Healthcare in America needs to be accessible and affordable for everybody. Whatever the Supreme Court decides in June about the constitutionality of the Affordable Care Act (ACA), we have a lot of work still to do.
The ACA contains some real benefits for San Diegans. For example, it prevents insurance companies from denying coverage because of a pre-existing condition. It also lets adult children stay on their parent's health care plan until they're 26 -- a change that helps a lot of families with kids in college or who are starting out in their first job. These are the kind of improvements that we would lose if we heeded the mistaken calls just to "repeal Obamacare."
But the reality is that too many families in San Diego struggle to get affordable, quality healthcare. And the high cost of insurance premiums is holding American businesses back. So we must continue the work to lower healthcare costs while preserving choice and quality care. We should build on the reforms set forth by the ACA and improve them -- particularly when it comes to making healthcare more affordable for the middle-class, containing skyrocketing costs, and making sure hospitals are adequately reimbursed for the services they provide.
Some of the reforms I'd like to see include:
Modernizing the system to lower costs. We should continue to modernize information technology to reduce medical errors, bureaucratic red tape, and burdensome duplication. This will help not only to save millions of dollars but also will save lives.

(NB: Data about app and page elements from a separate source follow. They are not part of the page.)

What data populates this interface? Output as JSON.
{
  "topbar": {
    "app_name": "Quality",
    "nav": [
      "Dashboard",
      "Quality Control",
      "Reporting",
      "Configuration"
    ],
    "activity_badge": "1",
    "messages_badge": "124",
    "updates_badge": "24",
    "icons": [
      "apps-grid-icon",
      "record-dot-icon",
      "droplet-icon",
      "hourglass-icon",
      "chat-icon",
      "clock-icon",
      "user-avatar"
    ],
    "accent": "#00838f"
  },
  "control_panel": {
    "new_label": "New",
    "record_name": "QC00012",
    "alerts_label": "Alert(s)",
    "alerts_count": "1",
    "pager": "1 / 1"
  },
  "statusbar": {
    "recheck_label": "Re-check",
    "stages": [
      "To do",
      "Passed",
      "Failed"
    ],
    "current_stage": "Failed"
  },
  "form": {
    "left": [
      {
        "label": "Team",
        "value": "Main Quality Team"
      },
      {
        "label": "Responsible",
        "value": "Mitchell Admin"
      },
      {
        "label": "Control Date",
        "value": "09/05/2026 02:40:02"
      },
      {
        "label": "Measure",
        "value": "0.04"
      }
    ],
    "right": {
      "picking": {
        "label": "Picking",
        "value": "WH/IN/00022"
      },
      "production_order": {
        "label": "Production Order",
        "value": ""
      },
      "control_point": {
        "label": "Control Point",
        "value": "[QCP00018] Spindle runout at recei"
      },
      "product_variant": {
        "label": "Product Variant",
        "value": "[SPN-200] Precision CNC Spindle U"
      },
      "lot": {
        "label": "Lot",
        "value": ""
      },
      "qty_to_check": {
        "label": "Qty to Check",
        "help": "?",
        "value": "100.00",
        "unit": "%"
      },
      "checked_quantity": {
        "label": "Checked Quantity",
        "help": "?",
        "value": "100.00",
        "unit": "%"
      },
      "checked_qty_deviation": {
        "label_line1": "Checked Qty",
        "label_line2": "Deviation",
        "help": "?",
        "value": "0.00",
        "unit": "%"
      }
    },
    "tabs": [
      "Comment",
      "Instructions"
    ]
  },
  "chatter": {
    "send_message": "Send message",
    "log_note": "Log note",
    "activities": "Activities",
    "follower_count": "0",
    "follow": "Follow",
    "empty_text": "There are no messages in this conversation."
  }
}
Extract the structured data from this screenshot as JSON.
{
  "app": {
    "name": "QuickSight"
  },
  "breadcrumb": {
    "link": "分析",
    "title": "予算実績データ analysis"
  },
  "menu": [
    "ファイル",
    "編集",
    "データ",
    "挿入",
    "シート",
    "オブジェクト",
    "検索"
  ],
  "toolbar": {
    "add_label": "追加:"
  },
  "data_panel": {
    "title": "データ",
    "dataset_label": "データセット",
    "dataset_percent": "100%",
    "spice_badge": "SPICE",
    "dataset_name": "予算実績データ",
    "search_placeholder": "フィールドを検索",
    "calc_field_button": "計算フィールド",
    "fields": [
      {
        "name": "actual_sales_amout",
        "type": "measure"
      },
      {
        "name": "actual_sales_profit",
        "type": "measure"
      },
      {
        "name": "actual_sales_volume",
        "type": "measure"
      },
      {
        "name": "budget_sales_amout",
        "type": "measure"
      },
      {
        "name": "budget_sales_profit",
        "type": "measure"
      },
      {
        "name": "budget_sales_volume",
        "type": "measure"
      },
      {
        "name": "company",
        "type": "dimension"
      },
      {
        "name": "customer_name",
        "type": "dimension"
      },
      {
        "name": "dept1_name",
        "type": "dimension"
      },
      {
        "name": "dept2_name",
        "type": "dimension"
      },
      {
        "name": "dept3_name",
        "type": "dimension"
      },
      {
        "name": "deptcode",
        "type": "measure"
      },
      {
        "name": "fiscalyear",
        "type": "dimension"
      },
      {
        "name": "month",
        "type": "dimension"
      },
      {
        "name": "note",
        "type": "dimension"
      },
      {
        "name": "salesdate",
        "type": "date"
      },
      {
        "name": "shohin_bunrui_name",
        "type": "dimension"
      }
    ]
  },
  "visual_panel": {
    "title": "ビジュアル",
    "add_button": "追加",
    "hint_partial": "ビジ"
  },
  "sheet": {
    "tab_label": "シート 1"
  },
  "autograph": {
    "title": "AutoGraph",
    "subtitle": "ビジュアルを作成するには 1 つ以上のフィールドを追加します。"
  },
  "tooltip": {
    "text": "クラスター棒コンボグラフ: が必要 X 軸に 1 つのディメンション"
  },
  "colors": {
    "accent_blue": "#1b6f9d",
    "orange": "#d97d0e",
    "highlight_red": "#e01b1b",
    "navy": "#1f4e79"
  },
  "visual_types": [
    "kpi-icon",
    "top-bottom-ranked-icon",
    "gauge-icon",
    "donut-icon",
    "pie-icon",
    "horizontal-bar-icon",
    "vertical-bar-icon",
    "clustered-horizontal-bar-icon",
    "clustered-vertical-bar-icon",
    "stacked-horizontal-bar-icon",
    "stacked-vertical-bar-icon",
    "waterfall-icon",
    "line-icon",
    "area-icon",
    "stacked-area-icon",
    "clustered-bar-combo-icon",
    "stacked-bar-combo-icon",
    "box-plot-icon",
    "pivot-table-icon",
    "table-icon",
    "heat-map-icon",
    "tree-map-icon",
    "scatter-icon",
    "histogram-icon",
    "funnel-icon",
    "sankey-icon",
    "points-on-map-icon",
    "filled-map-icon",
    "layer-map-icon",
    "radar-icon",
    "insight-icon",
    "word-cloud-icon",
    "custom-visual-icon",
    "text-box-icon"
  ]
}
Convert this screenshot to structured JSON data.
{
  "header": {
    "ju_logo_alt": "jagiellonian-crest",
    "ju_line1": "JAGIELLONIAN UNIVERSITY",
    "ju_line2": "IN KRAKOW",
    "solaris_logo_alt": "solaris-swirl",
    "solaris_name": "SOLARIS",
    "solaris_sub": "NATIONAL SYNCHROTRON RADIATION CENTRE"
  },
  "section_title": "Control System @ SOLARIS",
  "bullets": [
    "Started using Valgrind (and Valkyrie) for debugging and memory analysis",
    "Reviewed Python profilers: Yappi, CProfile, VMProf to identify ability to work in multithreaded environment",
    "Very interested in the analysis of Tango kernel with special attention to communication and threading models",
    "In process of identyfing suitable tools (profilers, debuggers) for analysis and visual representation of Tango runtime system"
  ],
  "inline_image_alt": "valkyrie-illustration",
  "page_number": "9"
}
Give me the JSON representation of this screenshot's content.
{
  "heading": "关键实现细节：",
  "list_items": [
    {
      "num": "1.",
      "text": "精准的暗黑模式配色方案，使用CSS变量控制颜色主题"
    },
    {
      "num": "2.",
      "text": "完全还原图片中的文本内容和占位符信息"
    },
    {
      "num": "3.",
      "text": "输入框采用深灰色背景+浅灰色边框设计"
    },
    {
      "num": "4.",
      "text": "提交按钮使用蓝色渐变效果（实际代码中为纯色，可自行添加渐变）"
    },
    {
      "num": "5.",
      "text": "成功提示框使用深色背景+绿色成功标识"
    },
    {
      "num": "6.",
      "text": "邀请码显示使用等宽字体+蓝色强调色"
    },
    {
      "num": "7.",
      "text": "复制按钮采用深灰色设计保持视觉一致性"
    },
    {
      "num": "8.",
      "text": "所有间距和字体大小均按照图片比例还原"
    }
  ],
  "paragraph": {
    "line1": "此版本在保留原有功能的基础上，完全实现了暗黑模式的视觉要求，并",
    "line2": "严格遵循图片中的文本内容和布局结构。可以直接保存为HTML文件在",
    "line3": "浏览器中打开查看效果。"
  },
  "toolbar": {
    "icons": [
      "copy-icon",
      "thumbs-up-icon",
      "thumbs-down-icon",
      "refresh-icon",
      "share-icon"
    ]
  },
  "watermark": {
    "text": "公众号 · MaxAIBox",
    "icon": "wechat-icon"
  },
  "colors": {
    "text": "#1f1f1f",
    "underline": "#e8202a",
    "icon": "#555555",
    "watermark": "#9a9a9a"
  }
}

Lowering prescription drug costs through Medicare. We can significantly lower the cost of prescription drugs for seniors by allowing Medicare to use its negotiating and purchasing power to get a better deal -- just like any insurance plan does, like the Veterans Administration does, and the way other countries, like Canada, do.
Ensuring that hospitals who care for a disproportionate share of uninsured patients are adequately reimbursed.
Examining a "no fee for service" model of healthcare that emphasizes prevention over treatment. Preventing disease is far more cost effective than treating it, but because of the high cost of medicine today and the lack of access to services, too many Americans are waiting to see a doctor until it's too late for prevention. The resulting costs at the emergency room or in the operating room, costs that might have been avoided, are ultimately borne by the rest of us in the form of higher insurance premiums. We need incentives for patients and doctors to promote overall health and disease prevention.
I will be an active and strong advocate for healthcare reform -- for patients, for our local hospitals, and for medical professionals. I know from my work at the City Council and at the Port, and from my supporters who represent working families, how vital reliable and affordable healthcare is. I also recently met with hospital and medical leaders, who are equally frustrated at a system full of irrationalities and the wrong economic and health incentives. Everyone is eager to help find solutions to our ailing healthcare system, and they are equally eager for a representative who hears their concerns, understands the issues, and works to make sure doctors, patients, and healthcare institutions all have a say in how we address this national problem. That's always been my problem-solving approach, and that's the approach I will take as your representative in Congress.